What to produce: Search the entries below for the string "JSON" and give the number of lines that hold it, nothing else.

Exercise materials:
▼

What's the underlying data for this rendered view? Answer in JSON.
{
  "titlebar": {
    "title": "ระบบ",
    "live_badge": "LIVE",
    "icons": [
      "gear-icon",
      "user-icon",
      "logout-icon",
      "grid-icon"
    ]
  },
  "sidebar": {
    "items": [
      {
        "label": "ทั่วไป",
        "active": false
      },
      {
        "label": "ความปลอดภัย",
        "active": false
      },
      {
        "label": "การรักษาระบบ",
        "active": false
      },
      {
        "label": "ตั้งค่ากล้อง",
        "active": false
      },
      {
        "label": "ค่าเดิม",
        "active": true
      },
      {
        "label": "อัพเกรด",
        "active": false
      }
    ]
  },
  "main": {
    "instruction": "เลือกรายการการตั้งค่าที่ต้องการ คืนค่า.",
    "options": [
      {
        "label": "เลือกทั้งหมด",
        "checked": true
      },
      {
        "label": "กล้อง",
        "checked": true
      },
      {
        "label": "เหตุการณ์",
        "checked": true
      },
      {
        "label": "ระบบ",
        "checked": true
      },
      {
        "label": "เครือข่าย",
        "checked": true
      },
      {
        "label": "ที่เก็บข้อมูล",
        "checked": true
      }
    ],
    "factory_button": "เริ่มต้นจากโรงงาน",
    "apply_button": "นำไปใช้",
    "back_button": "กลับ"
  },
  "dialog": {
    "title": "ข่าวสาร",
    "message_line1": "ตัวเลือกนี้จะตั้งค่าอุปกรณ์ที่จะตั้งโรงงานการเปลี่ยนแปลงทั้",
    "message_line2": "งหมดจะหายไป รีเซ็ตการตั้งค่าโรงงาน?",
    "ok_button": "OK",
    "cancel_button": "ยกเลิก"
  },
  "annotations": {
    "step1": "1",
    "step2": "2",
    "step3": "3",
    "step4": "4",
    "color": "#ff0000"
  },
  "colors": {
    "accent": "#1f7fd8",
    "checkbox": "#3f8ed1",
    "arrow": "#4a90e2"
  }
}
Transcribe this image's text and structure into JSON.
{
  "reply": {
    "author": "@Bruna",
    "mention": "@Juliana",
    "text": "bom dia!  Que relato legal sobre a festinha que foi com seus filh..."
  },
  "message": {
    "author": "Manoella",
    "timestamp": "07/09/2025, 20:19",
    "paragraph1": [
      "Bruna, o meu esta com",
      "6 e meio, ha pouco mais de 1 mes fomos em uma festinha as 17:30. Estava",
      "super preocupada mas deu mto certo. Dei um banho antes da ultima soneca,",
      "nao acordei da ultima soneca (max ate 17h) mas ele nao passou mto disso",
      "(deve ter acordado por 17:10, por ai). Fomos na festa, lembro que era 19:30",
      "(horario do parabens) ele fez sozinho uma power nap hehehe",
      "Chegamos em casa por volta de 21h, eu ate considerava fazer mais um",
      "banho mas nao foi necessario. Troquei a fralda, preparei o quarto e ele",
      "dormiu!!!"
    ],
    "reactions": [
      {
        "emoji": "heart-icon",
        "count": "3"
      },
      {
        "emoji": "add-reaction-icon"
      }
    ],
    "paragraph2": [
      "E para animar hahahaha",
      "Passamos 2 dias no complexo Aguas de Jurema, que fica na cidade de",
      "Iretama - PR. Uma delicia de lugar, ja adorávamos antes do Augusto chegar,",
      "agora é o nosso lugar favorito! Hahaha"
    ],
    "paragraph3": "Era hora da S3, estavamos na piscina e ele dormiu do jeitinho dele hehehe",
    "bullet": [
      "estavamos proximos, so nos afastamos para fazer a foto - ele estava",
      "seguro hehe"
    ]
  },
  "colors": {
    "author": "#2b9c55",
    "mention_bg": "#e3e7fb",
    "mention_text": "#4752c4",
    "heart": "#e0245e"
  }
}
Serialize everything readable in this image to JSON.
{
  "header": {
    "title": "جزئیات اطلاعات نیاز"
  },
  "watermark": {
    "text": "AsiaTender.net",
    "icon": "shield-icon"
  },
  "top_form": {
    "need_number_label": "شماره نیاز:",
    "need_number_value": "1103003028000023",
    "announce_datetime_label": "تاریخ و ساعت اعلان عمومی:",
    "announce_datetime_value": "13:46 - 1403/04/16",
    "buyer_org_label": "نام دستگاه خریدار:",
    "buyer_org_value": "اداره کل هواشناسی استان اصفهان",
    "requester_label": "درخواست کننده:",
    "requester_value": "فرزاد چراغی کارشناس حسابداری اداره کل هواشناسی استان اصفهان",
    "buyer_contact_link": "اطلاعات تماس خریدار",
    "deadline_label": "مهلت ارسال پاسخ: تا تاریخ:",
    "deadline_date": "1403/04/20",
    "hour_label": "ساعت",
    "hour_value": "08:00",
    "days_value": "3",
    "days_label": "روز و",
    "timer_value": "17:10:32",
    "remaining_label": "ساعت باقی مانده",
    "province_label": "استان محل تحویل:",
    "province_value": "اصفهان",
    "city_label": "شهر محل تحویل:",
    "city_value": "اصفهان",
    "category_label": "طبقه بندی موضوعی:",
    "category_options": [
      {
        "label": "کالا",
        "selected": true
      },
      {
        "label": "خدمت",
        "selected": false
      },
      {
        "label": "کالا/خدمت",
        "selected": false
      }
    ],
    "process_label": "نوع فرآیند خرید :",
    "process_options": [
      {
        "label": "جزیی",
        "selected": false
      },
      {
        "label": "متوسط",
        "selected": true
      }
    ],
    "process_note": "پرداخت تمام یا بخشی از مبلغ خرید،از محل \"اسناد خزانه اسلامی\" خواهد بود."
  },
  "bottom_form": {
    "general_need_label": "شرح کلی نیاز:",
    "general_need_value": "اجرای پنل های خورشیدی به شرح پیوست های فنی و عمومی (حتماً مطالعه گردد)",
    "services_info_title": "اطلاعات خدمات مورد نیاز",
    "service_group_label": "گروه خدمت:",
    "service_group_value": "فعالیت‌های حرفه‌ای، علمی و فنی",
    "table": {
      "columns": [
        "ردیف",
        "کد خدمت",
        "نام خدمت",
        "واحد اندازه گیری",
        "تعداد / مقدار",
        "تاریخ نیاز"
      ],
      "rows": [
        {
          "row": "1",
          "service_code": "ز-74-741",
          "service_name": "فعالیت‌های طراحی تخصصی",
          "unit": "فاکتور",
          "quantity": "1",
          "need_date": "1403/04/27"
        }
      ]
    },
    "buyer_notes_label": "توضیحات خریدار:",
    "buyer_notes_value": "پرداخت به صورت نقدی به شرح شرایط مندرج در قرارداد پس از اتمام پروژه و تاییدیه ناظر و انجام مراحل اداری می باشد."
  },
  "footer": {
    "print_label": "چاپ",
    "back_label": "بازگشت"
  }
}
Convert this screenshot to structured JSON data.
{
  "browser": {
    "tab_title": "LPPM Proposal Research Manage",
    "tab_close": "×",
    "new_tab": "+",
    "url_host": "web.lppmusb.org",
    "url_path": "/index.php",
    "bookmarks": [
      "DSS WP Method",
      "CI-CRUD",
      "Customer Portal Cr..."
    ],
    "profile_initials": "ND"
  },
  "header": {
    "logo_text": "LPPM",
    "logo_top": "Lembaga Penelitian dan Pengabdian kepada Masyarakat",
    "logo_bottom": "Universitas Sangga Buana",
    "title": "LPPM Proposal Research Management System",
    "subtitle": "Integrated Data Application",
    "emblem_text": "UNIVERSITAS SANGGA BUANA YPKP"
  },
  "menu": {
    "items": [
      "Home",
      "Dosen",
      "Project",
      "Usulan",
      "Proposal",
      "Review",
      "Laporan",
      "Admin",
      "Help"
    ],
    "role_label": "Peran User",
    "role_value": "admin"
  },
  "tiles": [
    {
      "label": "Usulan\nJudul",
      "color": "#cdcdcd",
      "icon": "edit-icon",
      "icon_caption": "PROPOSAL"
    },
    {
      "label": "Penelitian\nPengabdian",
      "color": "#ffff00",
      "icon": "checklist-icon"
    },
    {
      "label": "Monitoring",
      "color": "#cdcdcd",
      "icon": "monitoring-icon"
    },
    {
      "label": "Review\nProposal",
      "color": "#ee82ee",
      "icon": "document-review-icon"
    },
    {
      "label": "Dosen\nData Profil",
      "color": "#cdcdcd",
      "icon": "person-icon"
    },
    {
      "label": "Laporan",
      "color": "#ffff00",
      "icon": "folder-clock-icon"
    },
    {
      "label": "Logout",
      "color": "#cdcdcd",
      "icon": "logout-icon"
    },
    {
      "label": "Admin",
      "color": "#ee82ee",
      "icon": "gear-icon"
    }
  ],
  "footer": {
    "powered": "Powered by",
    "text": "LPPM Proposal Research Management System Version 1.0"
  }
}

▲

Result for this task: 4